» **Problem**
Please return all of the data exactly as written.

» **Records for processing**
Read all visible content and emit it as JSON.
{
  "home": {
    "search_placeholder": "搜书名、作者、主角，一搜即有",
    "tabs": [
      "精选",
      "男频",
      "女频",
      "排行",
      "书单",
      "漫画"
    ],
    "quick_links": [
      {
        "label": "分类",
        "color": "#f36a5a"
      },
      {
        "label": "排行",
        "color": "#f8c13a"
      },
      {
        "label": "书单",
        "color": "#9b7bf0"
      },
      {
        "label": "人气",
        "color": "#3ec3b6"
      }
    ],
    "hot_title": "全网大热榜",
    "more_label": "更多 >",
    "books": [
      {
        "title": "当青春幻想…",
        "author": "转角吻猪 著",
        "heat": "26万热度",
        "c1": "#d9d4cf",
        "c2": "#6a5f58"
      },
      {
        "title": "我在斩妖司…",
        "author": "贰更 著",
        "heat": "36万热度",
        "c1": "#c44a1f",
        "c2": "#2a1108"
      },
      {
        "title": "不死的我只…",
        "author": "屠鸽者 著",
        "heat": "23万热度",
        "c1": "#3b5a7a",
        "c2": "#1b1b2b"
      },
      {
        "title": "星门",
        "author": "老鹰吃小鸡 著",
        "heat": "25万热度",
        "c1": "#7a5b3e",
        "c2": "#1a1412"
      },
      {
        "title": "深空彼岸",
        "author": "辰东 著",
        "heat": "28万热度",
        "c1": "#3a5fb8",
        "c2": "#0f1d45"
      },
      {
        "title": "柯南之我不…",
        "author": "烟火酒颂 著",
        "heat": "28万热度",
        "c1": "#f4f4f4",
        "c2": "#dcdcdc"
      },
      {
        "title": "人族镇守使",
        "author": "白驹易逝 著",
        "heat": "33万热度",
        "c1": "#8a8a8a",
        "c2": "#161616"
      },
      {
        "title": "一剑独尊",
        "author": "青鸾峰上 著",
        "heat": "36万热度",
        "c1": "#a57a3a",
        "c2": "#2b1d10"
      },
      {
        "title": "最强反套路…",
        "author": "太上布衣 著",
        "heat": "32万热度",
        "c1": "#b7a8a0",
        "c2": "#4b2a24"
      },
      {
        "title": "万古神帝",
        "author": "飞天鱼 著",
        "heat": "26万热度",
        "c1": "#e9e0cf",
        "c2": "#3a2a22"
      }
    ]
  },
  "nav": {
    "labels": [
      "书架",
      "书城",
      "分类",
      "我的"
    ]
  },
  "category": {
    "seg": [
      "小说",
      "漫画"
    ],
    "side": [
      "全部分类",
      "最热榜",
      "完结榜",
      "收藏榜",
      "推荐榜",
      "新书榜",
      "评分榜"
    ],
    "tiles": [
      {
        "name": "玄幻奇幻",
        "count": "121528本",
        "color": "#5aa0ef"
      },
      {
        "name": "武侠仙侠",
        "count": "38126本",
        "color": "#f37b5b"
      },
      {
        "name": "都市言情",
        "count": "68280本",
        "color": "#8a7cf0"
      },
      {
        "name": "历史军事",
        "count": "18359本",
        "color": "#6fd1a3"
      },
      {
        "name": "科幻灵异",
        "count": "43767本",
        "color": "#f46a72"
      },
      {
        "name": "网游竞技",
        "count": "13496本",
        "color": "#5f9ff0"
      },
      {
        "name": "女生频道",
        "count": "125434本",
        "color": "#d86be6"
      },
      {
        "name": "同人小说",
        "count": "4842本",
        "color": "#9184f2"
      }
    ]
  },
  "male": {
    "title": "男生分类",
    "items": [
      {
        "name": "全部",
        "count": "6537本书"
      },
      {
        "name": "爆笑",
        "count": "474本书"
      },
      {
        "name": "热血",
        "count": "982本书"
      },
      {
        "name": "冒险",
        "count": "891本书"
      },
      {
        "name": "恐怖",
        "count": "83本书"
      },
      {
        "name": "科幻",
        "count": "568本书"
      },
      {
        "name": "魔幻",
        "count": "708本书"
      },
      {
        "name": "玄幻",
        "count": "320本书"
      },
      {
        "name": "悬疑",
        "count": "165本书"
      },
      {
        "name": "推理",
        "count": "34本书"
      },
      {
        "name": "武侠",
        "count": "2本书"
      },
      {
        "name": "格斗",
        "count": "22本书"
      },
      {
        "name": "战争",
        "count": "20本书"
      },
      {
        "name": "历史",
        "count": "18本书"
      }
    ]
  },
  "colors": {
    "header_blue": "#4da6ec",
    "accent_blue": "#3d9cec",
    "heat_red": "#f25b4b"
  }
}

» **Worked solution**
Read all visible content and emit it as JSON.
{
  "home": {
    "search_placeholder": "搜书名、作者、主角，一搜即有",
    "tabs": [
      "精选",
      "男频",
      "女频",
      "排行",
      "书单",
      "漫画"
    ],
    "quick_links": [
      {
        "label": "分类",
        "color": "#f36a5a"
      },
      {
        "label": "排行",
        "color": "#f8c13a"
      },
      {
        "label": "书单",
        "color": "#9b7bf0"
      },
      {
        "label": "人气",
        "color": "#3ec3b6"
      }
    ],
    "hot_title": "全网大热榜",
    "more_label": "更多 >",
    "books": [
      {
        "title": "当青春幻想…",
        "author": "转角吻猪 著",
        "heat": "26万热度",
        "c1": "#d9d4cf",
        "c2": "#6a5f58"
      },
      {
        "title": "我在斩妖司…",
        "author": "贰更 著",
        "heat": "36万热度",
        "c1": "#c44a1f",
        "c2": "#2a1108"
      },
      {
        "title": "不死的我只…",
        "author": "屠鸽者 著",
        "heat": "23万热度",
        "c1": "#3b5a7a",
        "c2": "#1b1b2b"
      },
      {
        "title": "星门",
        "author": "老鹰吃小鸡 著",
        "heat": "25万热度",
        "c1": "#7a5b3e",
        "c2": "#1a1412"
      },
      {
        "title": "深空彼岸",
        "author": "辰东 著",
        "heat": "28万热度",
        "c1": "#3a5fb8",
        "c2": "#0f1d45"
      },
      {
        "title": "柯南之我不…",
        "author": "烟火酒颂 著",
        "heat": "28万热度",
        "c1": "#f4f4f4",
        "c2": "#dcdcdc"
      },
      {
        "title": "人族镇守使",
        "author": "白驹易逝 著",
        "heat": "33万热度",
        "c1": "#8a8a8a",
        "c2": "#161616"
      },
      {
        "title": "一剑独尊",
        "author": "青鸾峰上 著",
        "heat": "36万热度",
        "c1": "#a57a3a",
        "c2": "#2b1d10"
      },
      {
        "title": "最强反套路…",
        "author": "太上布衣 著",
        "heat": "32万热度",
        "c1": "#b7a8a0",
        "c2": "#4b2a24"
      },
      {
        "title": "万古神帝",
        "author": "飞天鱼 著",
        "heat": "26万热度",
        "c1": "#e9e0cf",
        "c2": "#3a2a22"
      }
    ]
  },
  "nav": {
    "labels": [
      "书架",
      "书城",
      "分类",
      "我的"
    ]
  },
  "category": {
    "seg": [
      "小说",
      "漫画"
    ],
    "side": [
      "全部分类",
      "最热榜",
      "完结榜",
      "收藏榜",
      "推荐榜",
      "新书榜",
      "评分榜"
    ],
    "tiles": [
      {
        "name": "玄幻奇幻",
        "count": "121528本",
        "color": "#5aa0ef"
      },
      {
        "name": "武侠仙侠",
        "count": "38126本",
        "color": "#f37b5b"
      },
      {
        "name": "都市言情",
        "count": "68280本",
        "color": "#8a7cf0"
      },
      {
        "name": "历史军事",
        "count": "18359本",
        "color": "#6fd1a3"
      },
      {
        "name": "科幻灵异",
        "count": "43767本",
        "color": "#f46a72"
      },
      {
        "name": "网游竞技",
        "count": "13496本",
        "color": "#5f9ff0"
      },
      {
        "name": "女生频道",
        "count": "125434本",
        "color": "#d86be6"
      },
      {
        "name": "同人小说",
        "count": "4842本",
        "color": "#9184f2"
      }
    ]
  },
  "male": {
    "title": "男生分类",
    "items": [
      {
        "name": "全部",
        "count": "6537本书"
      },
      {
        "name": "爆笑",
        "count": "474本书"
      },
      {
        "name": "热血",
        "count": "982本书"
      },
      {
        "name": "冒险",
        "count": "891本书"
      },
      {
        "name": "恐怖",
        "count": "83本书"
      },
      {
        "name": "科幻",
        "count": "568本书"
      },
      {
        "name": "魔幻",
        "count": "708本书"
      },
      {
        "name": "玄幻",
        "count": "320本书"
      },
      {
        "name": "悬疑",
        "count": "165本书"
      },
      {
        "name": "推理",
        "count": "34本书"
      },
      {
        "name": "武侠",
        "count": "2本书"
      },
      {
        "name": "格斗",
        "count": "22本书"
      },
      {
        "name": "战争",
        "count": "20本书"
      },
      {
        "name": "历史",
        "count": "18本书"
      }
    ]
  },
  "colors": {
    "header_blue": "#4da6ec",
    "accent_blue": "#3d9cec",
    "heat_red": "#f25b4b"
  }
}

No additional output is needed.